The Chief Justice held that the later is the proper statement of the law. Referring to Goldsmith and Heintzman on Canadian Building Contracts (4thed), he held that an arbitration clause in the main contract will only be incorporated in the subcontract if it is specifically incorporated. It was not sufficient to merely say in the subcontract that the main contract was an “integral” part of the subcontract. As he pointed out, there may be many terms in the main contact which are irrelevant to the subcontractor. He referred to an Alberta decision [Q.Q.R. Mechanical Contracting Ltd. v. Panther Controls Ltd., 2005 ABQB 58] in which a two year guarantee provision in the main contract was held not to have been incorporated into the subcontract. Accordingly, Chief Justice Kennedy dismissed the motion to stay the action and permitted it to proceed.

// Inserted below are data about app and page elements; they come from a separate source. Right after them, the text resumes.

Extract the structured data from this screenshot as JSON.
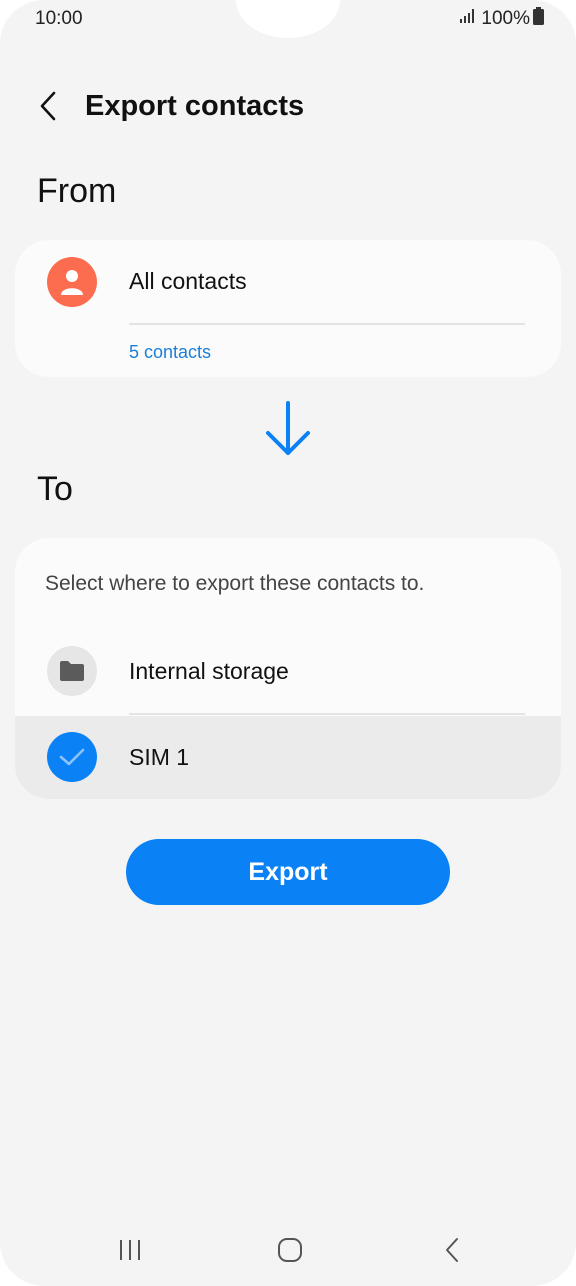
{
  "status_bar": {
    "time": "10:00",
    "battery": "100%",
    "icons": [
      "signal-icon",
      "battery-icon"
    ]
  },
  "header": {
    "title": "Export contacts",
    "back_icon": "chevron-left-icon"
  },
  "from": {
    "heading": "From",
    "source_label": "All contacts",
    "source_icon": "person-icon",
    "count_text": "5 contacts"
  },
  "arrow_icon": "arrow-down-icon",
  "to": {
    "heading": "To",
    "hint": "Select where to export these contacts to.",
    "options": [
      {
        "label": "Internal storage",
        "icon": "folder-icon",
        "selected": false
      },
      {
        "label": "SIM 1",
        "icon": "check-icon",
        "selected": true
      }
    ]
  },
  "export_button": {
    "label": "Export"
  },
  "nav": {
    "icons": [
      "recent-apps-icon",
      "home-icon",
      "back-icon"
    ]
  },
  "colors": {
    "accent": "#0A81F5",
    "avatar_orange": "#FB6D4E",
    "link_blue": "#1A7FD9",
    "background": "#F4F4F4",
    "card": "#FBFBFB"
  }
}
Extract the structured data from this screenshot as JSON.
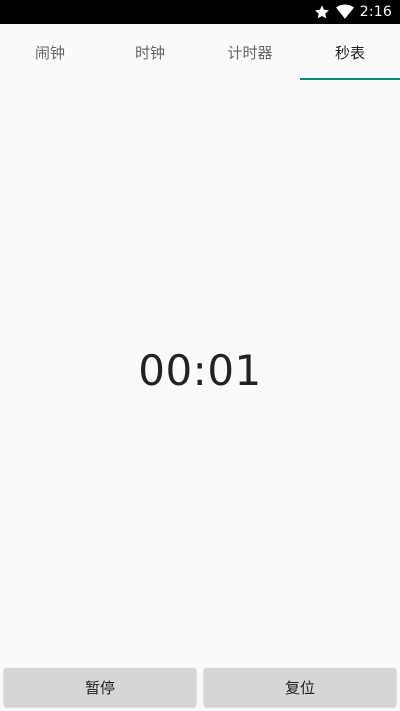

There is logic and a lesson to be learned from this case. The parties to a subcontract may well intend to be bound by the conditions in the main contract relating to the actual nature and performance of the work. After all, they need a common road map to get the project built that is consistent with the main contract. But it is quite another thing for them to agree to be bound by consequential, remedial and procedural matters found in the main contract. There is no inherent reason why the parties to the subcontract cannot agree to a different regime for those matters. For a court to find that they made an agreement to be bound by the main contract about those matters, there should be specific provisions in the subcontract to that effect.
See Goldsmith and Heintzman: Canadian Building Contracts (4thed) at Chapter 7, section 1 and Chapter 10, section 1.
Arbitration – Construction Agreement – Subcontract:
Sunny Corner Enterprises Inc v. Dustex Corporation, 2011 NSSC 172 http://bit.ly/kXG9Ck
Thomas G. Heintzman
May 15, 2011